■ **AIM OF THE EXERCISE**
In the copy, include every entry exactly but none of the images.

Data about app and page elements
□ □ □ □ □
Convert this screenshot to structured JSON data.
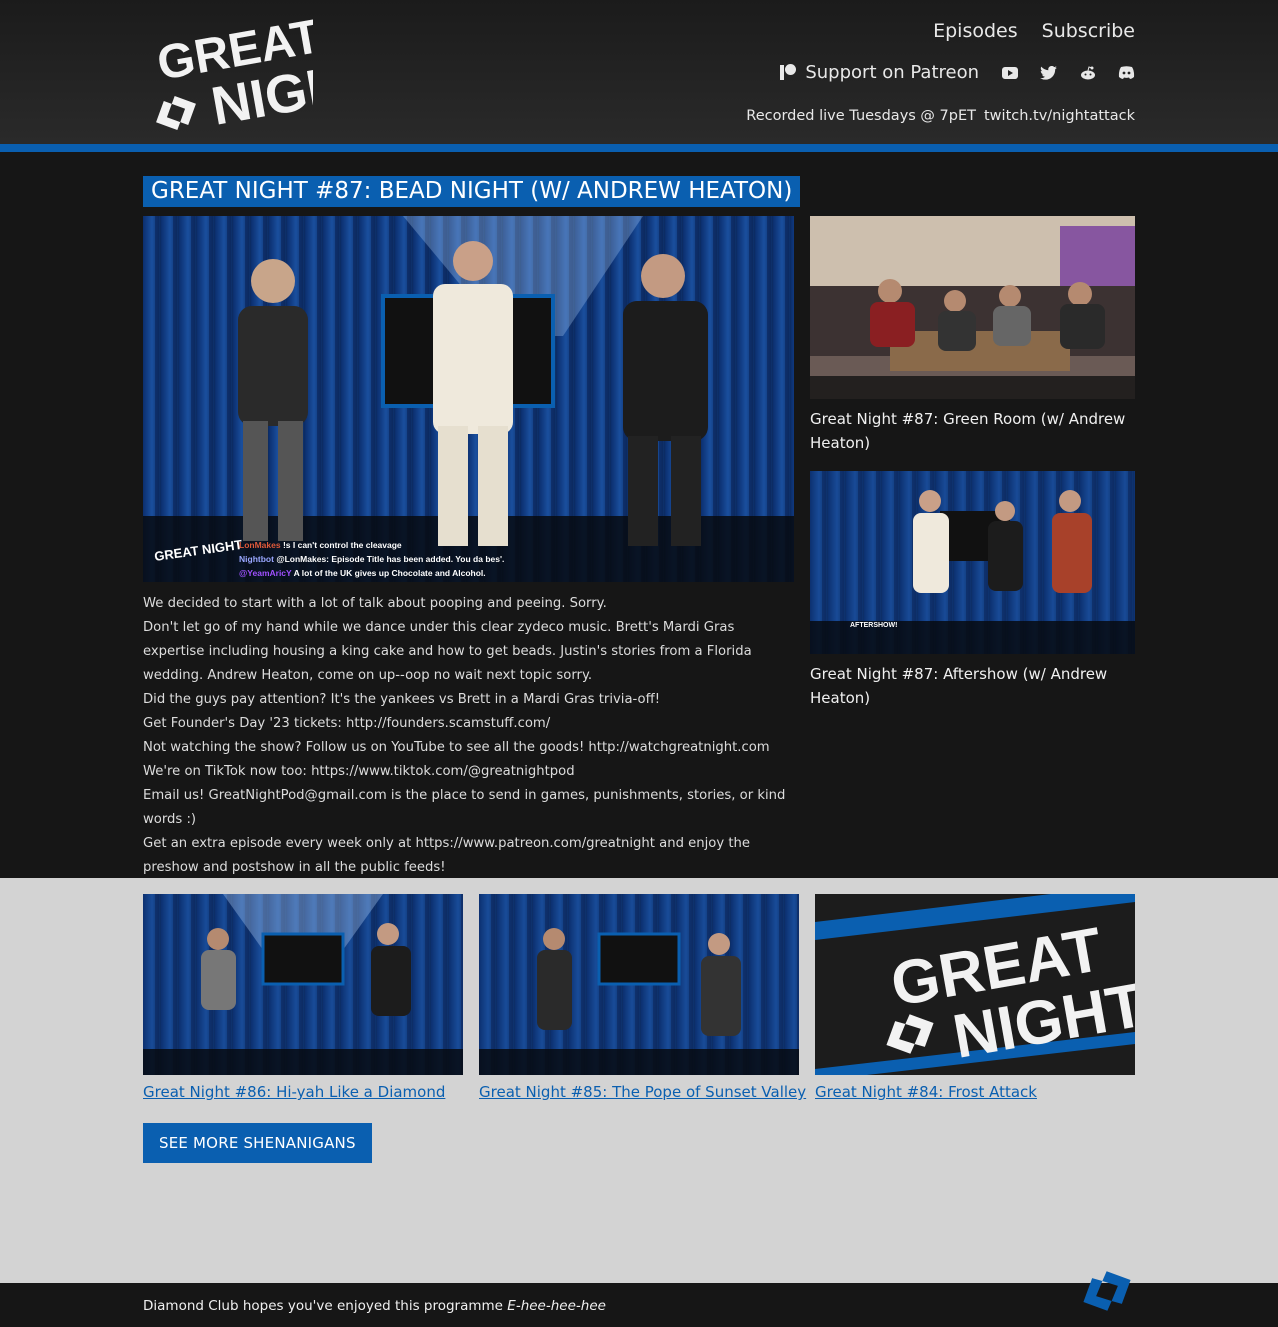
{
  "header": {
    "logo": {
      "line1": "GREAT",
      "line2": "NIGHT"
    },
    "nav": [
      {
        "label": "Episodes"
      },
      {
        "label": "Subscribe"
      }
    ],
    "patreon_label": "Support on Patreon",
    "social_icons": [
      "youtube-icon",
      "twitter-icon",
      "reddit-icon",
      "discord-icon"
    ],
    "recorded": "Recorded live Tuesdays @ 7pET",
    "twitch": "twitch.tv/nightattack"
  },
  "episode": {
    "title": "GREAT NIGHT #87: BEAD NIGHT (W/ ANDREW HEATON)",
    "chat": [
      {
        "user": "LonMakes",
        "text": "!s I can't control the cleavage"
      },
      {
        "user": "Nightbot",
        "text": "@LonMakes: Episode Title has been added. You da bes'."
      },
      {
        "user": "@YeamAricY",
        "text": "A lot of the UK gives up Chocolate and Alcohol."
      }
    ],
    "description": [
      "We decided to start with a lot of talk about pooping and peeing. Sorry.",
      "Don't let go of my hand while we dance under this clear zydeco music. Brett's Mardi Gras expertise including housing a king cake and how to get beads. Justin's stories from a Florida wedding. Andrew Heaton, come on up--oop no wait next topic sorry.",
      "Did the guys pay attention? It's the yankees vs Brett in a Mardi Gras trivia-off!",
      "Get Founder's Day '23 tickets: http://founders.scamstuff.com/",
      "Not watching the show? Follow us on YouTube to see all the goods! http://watchgreatnight.com",
      "We're on TikTok now too: https://www.tiktok.com/@greatnightpod",
      "Email us! GreatNightPod@gmail.com is the place to send in games, punishments, stories, or kind words :)",
      "Get an extra episode every week only at https://www.patreon.com/greatnight and enjoy the preshow and postshow in all the public feeds!"
    ]
  },
  "related": [
    {
      "caption": "Great Night #87: Green Room (w/ Andrew Heaton)"
    },
    {
      "caption": "Great Night #87: Aftershow (w/ Andrew Heaton)",
      "overlay": "AFTERSHOW!"
    }
  ],
  "more": [
    {
      "title": "Great Night #86: Hi-yah Like a Diamond"
    },
    {
      "title": "Great Night #85: The Pope of Sunset Valley"
    },
    {
      "title": "Great Night #84: Frost Attack"
    }
  ],
  "more_button": "SEE MORE SHENANIGANS",
  "footer": {
    "message": "Diamond Club hopes you've enjoyed this programme",
    "tagline": "E-hee-hee-hee"
  },
  "colors": {
    "accent_blue": "#0a5fb0",
    "header_bg": "#222222",
    "page_bg": "#161616",
    "lower_bg": "#d3d3d3"
  }
}
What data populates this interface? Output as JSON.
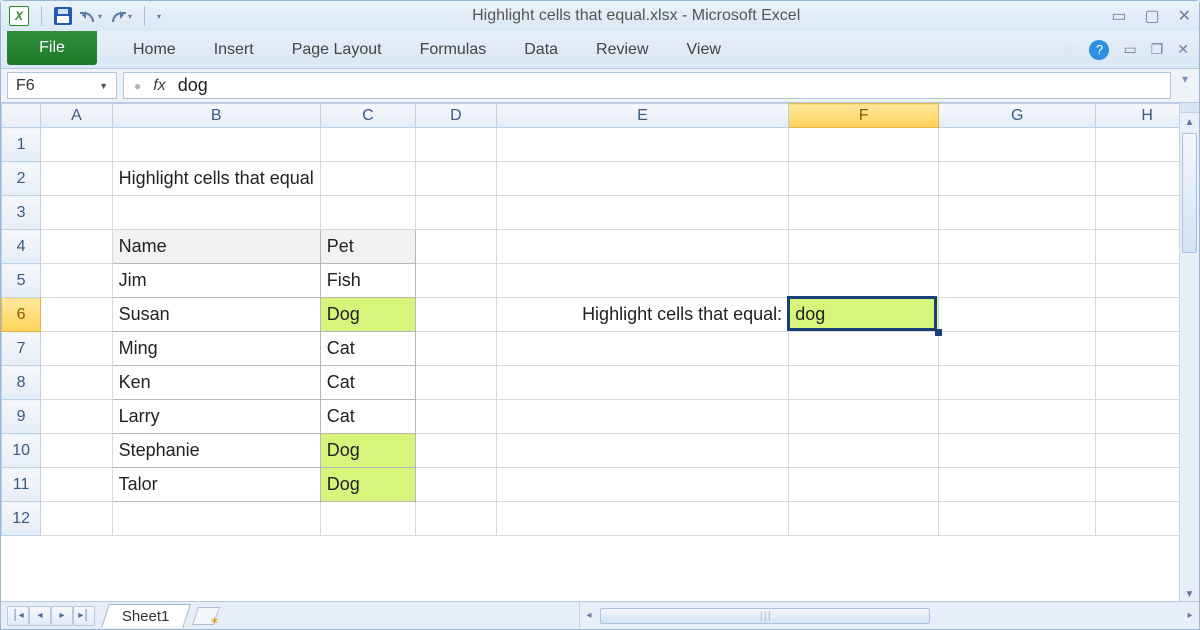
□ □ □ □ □
■ **RESULT OF THE EXERCISE**
Convert this screenshot to structured JSON data.
{
  "header": {
    "logo": {
      "line1": "GREAT",
      "line2": "NIGHT"
    },
    "nav": [
      {
        "label": "Episodes"
      },
      {
        "label": "Subscribe"
      }
    ],
    "patreon_label": "Support on Patreon",
    "social_icons": [
      "youtube-icon",
      "twitter-icon",
      "reddit-icon",
      "discord-icon"
    ],
    "recorded": "Recorded live Tuesdays @ 7pET",
    "twitch": "twitch.tv/nightattack"
  },
  "episode": {
    "title": "GREAT NIGHT #87: BEAD NIGHT (W/ ANDREW HEATON)",
    "chat": [
      {
        "user": "LonMakes",
        "text": "!s I can't control the cleavage"
      },
      {
        "user": "Nightbot",
        "text": "@LonMakes: Episode Title has been added. You da bes'."
      },
      {
        "user": "@YeamAricY",
        "text": "A lot of the UK gives up Chocolate and Alcohol."
      }
    ],
    "description": [
      "We decided to start with a lot of talk about pooping and peeing. Sorry.",
      "Don't let go of my hand while we dance under this clear zydeco music. Brett's Mardi Gras expertise including housing a king cake and how to get beads. Justin's stories from a Florida wedding. Andrew Heaton, come on up--oop no wait next topic sorry.",
      "Did the guys pay attention? It's the yankees vs Brett in a Mardi Gras trivia-off!",
      "Get Founder's Day '23 tickets: http://founders.scamstuff.com/",
      "Not watching the show? Follow us on YouTube to see all the goods! http://watchgreatnight.com",
      "We're on TikTok now too: https://www.tiktok.com/@greatnightpod",
      "Email us! GreatNightPod@gmail.com is the place to send in games, punishments, stories, or kind words :)",
      "Get an extra episode every week only at https://www.patreon.com/greatnight and enjoy the preshow and postshow in all the public feeds!"
    ]
  },
  "related": [
    {
      "caption": "Great Night #87: Green Room (w/ Andrew Heaton)"
    },
    {
      "caption": "Great Night #87: Aftershow (w/ Andrew Heaton)",
      "overlay": "AFTERSHOW!"
    }
  ],
  "more": [
    {
      "title": "Great Night #86: Hi-yah Like a Diamond"
    },
    {
      "title": "Great Night #85: The Pope of Sunset Valley"
    },
    {
      "title": "Great Night #84: Frost Attack"
    }
  ],
  "more_button": "SEE MORE SHENANIGANS",
  "footer": {
    "message": "Diamond Club hopes you've enjoyed this programme",
    "tagline": "E-hee-hee-hee"
  },
  "colors": {
    "accent_blue": "#0a5fb0",
    "header_bg": "#222222",
    "page_bg": "#161616",
    "lower_bg": "#d3d3d3"
  }
}
What data populates this interface? Output as JSON.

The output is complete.